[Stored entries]
══════

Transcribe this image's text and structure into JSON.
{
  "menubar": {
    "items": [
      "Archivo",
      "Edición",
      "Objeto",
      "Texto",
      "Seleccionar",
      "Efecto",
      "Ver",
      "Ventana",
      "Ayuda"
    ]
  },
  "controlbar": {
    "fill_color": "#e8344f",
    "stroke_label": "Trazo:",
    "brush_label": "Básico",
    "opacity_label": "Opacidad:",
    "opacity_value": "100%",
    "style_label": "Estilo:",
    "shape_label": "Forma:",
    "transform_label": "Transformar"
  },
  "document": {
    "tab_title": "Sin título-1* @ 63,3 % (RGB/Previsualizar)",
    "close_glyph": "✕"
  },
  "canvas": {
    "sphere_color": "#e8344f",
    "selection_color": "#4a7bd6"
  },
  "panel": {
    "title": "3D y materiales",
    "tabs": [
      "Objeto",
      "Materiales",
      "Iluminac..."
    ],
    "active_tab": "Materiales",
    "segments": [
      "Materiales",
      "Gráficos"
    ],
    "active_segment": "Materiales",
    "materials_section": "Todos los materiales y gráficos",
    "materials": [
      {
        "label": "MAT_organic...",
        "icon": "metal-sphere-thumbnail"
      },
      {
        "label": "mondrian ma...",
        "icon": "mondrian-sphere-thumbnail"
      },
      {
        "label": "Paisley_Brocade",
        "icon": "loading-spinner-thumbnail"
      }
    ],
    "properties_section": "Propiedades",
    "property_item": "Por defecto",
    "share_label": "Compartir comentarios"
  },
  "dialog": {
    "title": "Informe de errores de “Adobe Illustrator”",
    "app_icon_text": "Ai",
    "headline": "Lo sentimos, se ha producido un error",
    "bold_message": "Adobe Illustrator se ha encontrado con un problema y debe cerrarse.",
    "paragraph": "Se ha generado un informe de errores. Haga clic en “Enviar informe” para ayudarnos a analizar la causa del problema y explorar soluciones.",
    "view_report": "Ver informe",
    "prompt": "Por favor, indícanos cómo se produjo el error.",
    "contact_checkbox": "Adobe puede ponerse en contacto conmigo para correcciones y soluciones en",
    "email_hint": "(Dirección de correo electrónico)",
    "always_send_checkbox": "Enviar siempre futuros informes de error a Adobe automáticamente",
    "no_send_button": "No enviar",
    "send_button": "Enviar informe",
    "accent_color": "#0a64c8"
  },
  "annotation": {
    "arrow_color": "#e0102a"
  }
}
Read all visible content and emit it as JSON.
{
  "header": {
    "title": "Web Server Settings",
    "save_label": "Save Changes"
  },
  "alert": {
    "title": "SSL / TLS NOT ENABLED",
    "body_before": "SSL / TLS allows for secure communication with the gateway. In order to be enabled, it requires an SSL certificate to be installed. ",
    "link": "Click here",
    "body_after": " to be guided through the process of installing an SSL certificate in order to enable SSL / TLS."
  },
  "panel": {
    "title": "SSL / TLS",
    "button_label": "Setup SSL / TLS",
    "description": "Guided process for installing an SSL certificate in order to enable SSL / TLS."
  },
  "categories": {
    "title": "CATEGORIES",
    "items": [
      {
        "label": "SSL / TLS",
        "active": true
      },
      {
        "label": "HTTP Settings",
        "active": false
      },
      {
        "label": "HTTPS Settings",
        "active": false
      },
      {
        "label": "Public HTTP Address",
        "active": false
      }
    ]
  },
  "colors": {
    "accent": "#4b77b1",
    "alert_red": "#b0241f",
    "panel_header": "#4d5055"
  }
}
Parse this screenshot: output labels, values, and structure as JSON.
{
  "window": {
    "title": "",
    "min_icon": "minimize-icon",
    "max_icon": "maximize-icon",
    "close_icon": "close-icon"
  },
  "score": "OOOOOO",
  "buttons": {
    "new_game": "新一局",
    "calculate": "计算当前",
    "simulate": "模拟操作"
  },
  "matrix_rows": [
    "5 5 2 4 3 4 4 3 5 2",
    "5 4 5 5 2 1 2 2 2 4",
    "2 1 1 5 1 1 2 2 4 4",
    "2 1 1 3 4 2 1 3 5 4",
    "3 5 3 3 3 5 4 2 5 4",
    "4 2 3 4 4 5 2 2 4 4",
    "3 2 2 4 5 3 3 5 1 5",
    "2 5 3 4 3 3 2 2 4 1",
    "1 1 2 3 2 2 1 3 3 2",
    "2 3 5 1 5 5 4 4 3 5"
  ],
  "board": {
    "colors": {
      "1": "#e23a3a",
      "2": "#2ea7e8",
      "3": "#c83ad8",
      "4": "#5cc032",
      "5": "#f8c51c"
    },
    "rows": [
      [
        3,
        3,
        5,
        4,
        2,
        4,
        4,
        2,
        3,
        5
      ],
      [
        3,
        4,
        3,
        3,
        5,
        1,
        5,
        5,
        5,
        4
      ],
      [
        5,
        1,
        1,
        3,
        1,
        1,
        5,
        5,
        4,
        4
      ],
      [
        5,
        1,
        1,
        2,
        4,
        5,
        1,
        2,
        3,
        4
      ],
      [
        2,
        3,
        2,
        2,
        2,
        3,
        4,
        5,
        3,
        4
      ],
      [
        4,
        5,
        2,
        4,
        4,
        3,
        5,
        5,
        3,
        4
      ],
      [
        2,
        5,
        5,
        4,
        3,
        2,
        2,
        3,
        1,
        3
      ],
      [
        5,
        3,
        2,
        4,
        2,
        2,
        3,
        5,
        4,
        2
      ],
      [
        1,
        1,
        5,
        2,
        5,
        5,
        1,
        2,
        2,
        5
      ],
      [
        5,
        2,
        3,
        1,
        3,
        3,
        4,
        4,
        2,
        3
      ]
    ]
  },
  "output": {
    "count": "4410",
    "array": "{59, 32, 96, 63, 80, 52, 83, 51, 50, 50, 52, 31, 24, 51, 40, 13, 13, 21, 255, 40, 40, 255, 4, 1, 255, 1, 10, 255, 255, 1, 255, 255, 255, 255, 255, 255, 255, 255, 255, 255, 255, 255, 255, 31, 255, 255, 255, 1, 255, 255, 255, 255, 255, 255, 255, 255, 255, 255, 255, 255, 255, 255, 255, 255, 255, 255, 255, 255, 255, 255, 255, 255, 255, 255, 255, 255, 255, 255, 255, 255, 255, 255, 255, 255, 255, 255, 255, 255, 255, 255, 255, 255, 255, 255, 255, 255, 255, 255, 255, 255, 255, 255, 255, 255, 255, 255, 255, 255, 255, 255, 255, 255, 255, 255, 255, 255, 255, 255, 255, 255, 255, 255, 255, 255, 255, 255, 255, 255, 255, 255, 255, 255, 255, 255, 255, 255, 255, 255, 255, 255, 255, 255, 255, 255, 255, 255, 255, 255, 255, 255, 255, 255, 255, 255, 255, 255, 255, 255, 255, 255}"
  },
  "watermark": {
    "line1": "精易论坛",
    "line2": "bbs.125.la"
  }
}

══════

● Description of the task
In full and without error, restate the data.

● Answer for the task
Transcribe this image's text and structure into JSON.
{
  "menubar": {
    "items": [
      "Archivo",
      "Edición",
      "Objeto",
      "Texto",
      "Seleccionar",
      "Efecto",
      "Ver",
      "Ventana",
      "Ayuda"
    ]
  },
  "controlbar": {
    "fill_color": "#e8344f",
    "stroke_label": "Trazo:",
    "brush_label": "Básico",
    "opacity_label": "Opacidad:",
    "opacity_value": "100%",
    "style_label": "Estilo:",
    "shape_label": "Forma:",
    "transform_label": "Transformar"
  },
  "document": {
    "tab_title": "Sin título-1* @ 63,3 % (RGB/Previsualizar)",
    "close_glyph": "✕"
  },
  "canvas": {
    "sphere_color": "#e8344f",
    "selection_color": "#4a7bd6"
  },
  "panel": {
    "title": "3D y materiales",
    "tabs": [
      "Objeto",
      "Materiales",
      "Iluminac..."
    ],
    "active_tab": "Materiales",
    "segments": [
      "Materiales",
      "Gráficos"
    ],
    "active_segment": "Materiales",
    "materials_section": "Todos los materiales y gráficos",
    "materials": [
      {
        "label": "MAT_organic...",
        "icon": "metal-sphere-thumbnail"
      },
      {
        "label": "mondrian ma...",
        "icon": "mondrian-sphere-thumbnail"
      },
      {
        "label": "Paisley_Brocade",
        "icon": "loading-spinner-thumbnail"
      }
    ],
    "properties_section": "Propiedades",
    "property_item": "Por defecto",
    "share_label": "Compartir comentarios"
  },
  "dialog": {
    "title": "Informe de errores de “Adobe Illustrator”",
    "app_icon_text": "Ai",
    "headline": "Lo sentimos, se ha producido un error",
    "bold_message": "Adobe Illustrator se ha encontrado con un problema y debe cerrarse.",
    "paragraph": "Se ha generado un informe de errores. Haga clic en “Enviar informe” para ayudarnos a analizar la causa del problema y explorar soluciones.",
    "view_report": "Ver informe",
    "prompt": "Por favor, indícanos cómo se produjo el error.",
    "contact_checkbox": "Adobe puede ponerse en contacto conmigo para correcciones y soluciones en",
    "email_hint": "(Dirección de correo electrónico)",
    "always_send_checkbox": "Enviar siempre futuros informes de error a Adobe automáticamente",
    "no_send_button": "No enviar",
    "send_button": "Enviar informe",
    "accent_color": "#0a64c8"
  },
  "annotation": {
    "arrow_color": "#e0102a"
  }
}
Read all visible content and emit it as JSON.
{
  "header": {
    "title": "Web Server Settings",
    "save_label": "Save Changes"
  },
  "alert": {
    "title": "SSL / TLS NOT ENABLED",
    "body_before": "SSL / TLS allows for secure communication with the gateway. In order to be enabled, it requires an SSL certificate to be installed. ",
    "link": "Click here",
    "body_after": " to be guided through the process of installing an SSL certificate in order to enable SSL / TLS."
  },
  "panel": {
    "title": "SSL / TLS",
    "button_label": "Setup SSL / TLS",
    "description": "Guided process for installing an SSL certificate in order to enable SSL / TLS."
  },
  "categories": {
    "title": "CATEGORIES",
    "items": [
      {
        "label": "SSL / TLS",
        "active": true
      },
      {
        "label": "HTTP Settings",
        "active": false
      },
      {
        "label": "HTTPS Settings",
        "active": false
      },
      {
        "label": "Public HTTP Address",
        "active": false
      }
    ]
  },
  "colors": {
    "accent": "#4b77b1",
    "alert_red": "#b0241f",
    "panel_header": "#4d5055"
  }
}
Parse this screenshot: output labels, values, and structure as JSON.
{
  "window": {
    "title": "",
    "min_icon": "minimize-icon",
    "max_icon": "maximize-icon",
    "close_icon": "close-icon"
  },
  "score": "OOOOOO",
  "buttons": {
    "new_game": "新一局",
    "calculate": "计算当前",
    "simulate": "模拟操作"
  },
  "matrix_rows": [
    "5 5 2 4 3 4 4 3 5 2",
    "5 4 5 5 2 1 2 2 2 4",
    "2 1 1 5 1 1 2 2 4 4",
    "2 1 1 3 4 2 1 3 5 4",
    "3 5 3 3 3 5 4 2 5 4",
    "4 2 3 4 4 5 2 2 4 4",
    "3 2 2 4 5 3 3 5 1 5",
    "2 5 3 4 3 3 2 2 4 1",
    "1 1 2 3 2 2 1 3 3 2",
    "2 3 5 1 5 5 4 4 3 5"
  ],
  "board": {
    "colors": {
      "1": "#e23a3a",
      "2": "#2ea7e8",
      "3": "#c83ad8",
      "4": "#5cc032",
      "5": "#f8c51c"
    },
    "rows": [
      [
        3,
        3,
        5,
        4,
        2,
        4,
        4,
        2,
        3,
        5
      ],
      [
        3,
        4,
        3,
        3,
        5,
        1,
        5,
        5,
        5,
        4
      ],
      [
        5,
        1,
        1,
        3,
        1,
        1,
        5,
        5,
        4,
        4
      ],
      [
        5,
        1,
        1,
        2,
        4,
        5,
        1,
        2,
        3,
        4
      ],
      [
        2,
        3,
        2,
        2,
        2,
        3,
        4,
        5,
        3,
        4
      ],
      [
        4,
        5,
        2,
        4,
        4,
        3,
        5,
        5,
        3,
        4
      ],
      [
        2,
        5,
        5,
        4,
        3,
        2,
        2,
        3,
        1,
        3
      ],
      [
        5,
        3,
        2,
        4,
        2,
        2,
        3,
        5,
        4,
        2
      ],
      [
        1,
        1,
        5,
        2,
        5,
        5,
        1,
        2,
        2,
        5
      ],
      [
        5,
        2,
        3,
        1,
        3,
        3,
        4,
        4,
        2,
        3
      ]
    ]
  },
  "output": {
    "count": "4410",
    "array": "{59, 32, 96, 63, 80, 52, 83, 51, 50, 50, 52, 31, 24, 51, 40, 13, 13, 21, 255, 40, 40, 255, 4, 1, 255, 1, 10, 255, 255, 1, 255, 255, 255, 255, 255, 255, 255, 255, 255, 255, 255, 255, 255, 31, 255, 255, 255, 1, 255, 255, 255, 255, 255, 255, 255, 255, 255, 255, 255, 255, 255, 255, 255, 255, 255, 255, 255, 255, 255, 255, 255, 255, 255, 255, 255, 255, 255, 255, 255, 255, 255, 255, 255, 255, 255, 255, 255, 255, 255, 255, 255, 255, 255, 255, 255, 255, 255, 255, 255, 255, 255, 255, 255, 255, 255, 255, 255, 255, 255, 255, 255, 255, 255, 255, 255, 255, 255, 255, 255, 255, 255, 255, 255, 255, 255, 255, 255, 255, 255, 255, 255, 255, 255, 255, 255, 255, 255, 255, 255, 255, 255, 255, 255, 255, 255, 255, 255, 255, 255, 255, 255, 255, 255, 255, 255, 255, 255, 255, 255, 255}"
  },
  "watermark": {
    "line1": "精易论坛",
    "line2": "bbs.125.la"
  }
}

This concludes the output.